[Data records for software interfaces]
_ _ _

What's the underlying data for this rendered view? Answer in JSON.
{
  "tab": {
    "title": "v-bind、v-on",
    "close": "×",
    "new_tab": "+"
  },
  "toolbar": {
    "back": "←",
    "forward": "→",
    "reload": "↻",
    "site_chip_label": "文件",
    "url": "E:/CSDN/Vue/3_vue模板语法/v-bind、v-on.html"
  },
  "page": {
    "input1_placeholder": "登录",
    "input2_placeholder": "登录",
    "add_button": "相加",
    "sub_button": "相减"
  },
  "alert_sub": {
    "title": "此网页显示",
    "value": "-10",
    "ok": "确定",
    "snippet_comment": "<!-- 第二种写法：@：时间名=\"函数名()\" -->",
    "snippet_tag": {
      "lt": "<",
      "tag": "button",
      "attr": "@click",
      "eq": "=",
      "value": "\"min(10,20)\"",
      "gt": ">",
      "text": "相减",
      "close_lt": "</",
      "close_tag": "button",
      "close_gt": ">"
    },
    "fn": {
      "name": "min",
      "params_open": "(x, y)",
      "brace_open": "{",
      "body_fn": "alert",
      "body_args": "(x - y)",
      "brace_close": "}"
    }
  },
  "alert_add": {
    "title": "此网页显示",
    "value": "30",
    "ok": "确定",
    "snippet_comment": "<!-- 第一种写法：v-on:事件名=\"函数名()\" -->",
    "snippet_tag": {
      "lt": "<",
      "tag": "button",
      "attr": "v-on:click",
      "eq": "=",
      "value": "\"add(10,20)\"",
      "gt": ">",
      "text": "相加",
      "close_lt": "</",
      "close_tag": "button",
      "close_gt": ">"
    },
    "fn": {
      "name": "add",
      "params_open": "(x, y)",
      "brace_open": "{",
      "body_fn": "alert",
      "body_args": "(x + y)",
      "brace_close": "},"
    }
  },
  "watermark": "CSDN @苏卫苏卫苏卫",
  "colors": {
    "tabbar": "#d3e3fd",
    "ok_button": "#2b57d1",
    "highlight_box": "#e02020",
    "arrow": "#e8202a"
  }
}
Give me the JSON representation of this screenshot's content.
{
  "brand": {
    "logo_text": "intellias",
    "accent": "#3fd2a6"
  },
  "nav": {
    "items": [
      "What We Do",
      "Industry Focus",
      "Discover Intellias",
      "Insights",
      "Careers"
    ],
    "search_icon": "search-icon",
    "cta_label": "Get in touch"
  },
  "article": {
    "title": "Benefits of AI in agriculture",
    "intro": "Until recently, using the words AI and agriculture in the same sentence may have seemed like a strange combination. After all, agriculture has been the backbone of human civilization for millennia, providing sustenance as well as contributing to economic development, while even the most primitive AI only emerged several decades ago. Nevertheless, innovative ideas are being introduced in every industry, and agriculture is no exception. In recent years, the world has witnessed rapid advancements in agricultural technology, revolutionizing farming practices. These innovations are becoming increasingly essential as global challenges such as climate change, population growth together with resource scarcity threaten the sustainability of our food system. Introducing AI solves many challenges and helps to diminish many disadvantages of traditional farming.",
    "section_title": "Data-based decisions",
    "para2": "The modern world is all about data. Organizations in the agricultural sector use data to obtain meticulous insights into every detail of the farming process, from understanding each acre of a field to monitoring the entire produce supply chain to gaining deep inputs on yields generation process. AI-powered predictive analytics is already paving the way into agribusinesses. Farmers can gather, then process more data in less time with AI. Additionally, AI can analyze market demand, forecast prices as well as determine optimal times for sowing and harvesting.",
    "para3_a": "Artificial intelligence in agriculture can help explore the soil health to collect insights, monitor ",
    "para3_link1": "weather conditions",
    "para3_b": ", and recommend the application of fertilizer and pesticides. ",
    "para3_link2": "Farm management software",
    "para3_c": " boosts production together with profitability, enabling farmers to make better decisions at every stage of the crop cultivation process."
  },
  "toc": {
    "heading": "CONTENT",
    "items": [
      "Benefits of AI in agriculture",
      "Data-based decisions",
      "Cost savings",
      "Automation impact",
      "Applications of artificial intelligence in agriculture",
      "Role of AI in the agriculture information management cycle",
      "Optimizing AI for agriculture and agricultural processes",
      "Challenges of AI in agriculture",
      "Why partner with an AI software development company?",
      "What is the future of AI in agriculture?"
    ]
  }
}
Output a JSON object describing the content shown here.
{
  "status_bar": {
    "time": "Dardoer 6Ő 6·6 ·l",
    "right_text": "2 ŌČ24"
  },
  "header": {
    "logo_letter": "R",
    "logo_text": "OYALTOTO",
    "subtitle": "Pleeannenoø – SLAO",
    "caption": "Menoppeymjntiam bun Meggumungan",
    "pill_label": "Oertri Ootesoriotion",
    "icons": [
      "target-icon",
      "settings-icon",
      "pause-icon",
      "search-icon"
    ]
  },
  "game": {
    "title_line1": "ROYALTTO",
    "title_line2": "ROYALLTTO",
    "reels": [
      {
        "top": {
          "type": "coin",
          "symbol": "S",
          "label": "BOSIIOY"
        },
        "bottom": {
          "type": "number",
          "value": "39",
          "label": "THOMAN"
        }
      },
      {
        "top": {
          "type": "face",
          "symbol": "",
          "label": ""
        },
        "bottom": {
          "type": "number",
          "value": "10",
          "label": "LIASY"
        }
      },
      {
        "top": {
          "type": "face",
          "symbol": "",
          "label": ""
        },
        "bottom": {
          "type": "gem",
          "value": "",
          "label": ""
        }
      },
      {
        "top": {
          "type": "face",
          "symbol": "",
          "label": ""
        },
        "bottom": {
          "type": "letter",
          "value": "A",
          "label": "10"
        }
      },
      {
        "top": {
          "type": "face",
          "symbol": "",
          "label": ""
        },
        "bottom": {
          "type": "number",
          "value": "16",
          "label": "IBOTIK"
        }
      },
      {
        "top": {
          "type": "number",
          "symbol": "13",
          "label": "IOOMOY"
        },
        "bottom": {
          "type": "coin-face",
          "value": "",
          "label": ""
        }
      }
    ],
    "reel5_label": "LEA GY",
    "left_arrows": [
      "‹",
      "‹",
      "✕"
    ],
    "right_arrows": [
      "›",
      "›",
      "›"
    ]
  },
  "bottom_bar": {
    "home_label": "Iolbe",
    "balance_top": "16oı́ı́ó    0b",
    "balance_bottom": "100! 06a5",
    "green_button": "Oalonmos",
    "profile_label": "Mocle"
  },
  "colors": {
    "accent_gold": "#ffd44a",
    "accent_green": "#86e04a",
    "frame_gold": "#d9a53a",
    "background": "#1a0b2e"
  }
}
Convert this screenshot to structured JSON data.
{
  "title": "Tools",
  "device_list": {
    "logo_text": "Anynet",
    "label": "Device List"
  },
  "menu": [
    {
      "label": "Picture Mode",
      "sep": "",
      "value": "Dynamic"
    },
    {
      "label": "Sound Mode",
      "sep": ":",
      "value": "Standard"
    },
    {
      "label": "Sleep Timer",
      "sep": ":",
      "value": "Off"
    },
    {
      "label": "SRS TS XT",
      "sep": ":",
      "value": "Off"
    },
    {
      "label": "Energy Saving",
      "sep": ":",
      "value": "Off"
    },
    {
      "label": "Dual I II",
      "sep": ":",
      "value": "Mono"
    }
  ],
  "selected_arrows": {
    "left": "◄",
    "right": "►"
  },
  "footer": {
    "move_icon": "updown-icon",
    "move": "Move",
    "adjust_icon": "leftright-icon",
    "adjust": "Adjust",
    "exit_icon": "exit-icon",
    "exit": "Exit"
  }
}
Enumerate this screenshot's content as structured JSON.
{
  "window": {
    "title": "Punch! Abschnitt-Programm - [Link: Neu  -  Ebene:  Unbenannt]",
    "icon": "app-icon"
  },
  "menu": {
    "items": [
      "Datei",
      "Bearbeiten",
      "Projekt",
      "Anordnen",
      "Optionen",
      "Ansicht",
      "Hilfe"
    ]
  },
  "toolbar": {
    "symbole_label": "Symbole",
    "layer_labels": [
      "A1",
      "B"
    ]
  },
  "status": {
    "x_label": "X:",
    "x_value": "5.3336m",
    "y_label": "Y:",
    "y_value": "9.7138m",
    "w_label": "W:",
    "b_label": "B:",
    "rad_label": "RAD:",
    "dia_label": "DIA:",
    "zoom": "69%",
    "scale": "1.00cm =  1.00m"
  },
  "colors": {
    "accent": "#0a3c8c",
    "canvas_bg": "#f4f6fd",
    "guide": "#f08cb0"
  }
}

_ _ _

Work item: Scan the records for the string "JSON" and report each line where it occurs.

Written answer:
What's the underlying data for this rendered view? Answer in JSON.
Give me the JSON representation of this screenshot's content.
Output a JSON object describing the content shown here.
Convert this screenshot to structured JSON data.
Enumerate this screenshot's content as structured JSON.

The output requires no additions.